Brief:
In the records below, find each line with the word "text" and copy it.

Segment Start: Data shown

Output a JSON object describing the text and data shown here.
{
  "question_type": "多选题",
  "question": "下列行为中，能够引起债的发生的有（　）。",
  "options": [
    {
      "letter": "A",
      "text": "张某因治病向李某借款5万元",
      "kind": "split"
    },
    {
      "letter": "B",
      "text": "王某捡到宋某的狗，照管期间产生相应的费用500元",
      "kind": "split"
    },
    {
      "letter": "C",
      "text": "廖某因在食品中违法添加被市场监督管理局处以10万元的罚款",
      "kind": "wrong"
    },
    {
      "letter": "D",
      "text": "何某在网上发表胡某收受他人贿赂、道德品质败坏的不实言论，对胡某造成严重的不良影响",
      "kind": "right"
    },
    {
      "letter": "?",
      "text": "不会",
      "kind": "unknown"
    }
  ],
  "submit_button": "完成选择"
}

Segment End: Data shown

Exercise result:
Output a JSON object describing the text and data shown here.
      "text": "张某因治病向李某借款5万元",
      "text": "王某捡到宋某的狗，照管期间产生相应的费用500元",
      "text": "廖某因在食品中违法添加被市场监督管理局处以10万元的罚款",
      "text": "何某在网上发表胡某收受他人贿赂、道德品质败坏的不实言论，对胡某造成严重的不良影响",
      "text": "不会",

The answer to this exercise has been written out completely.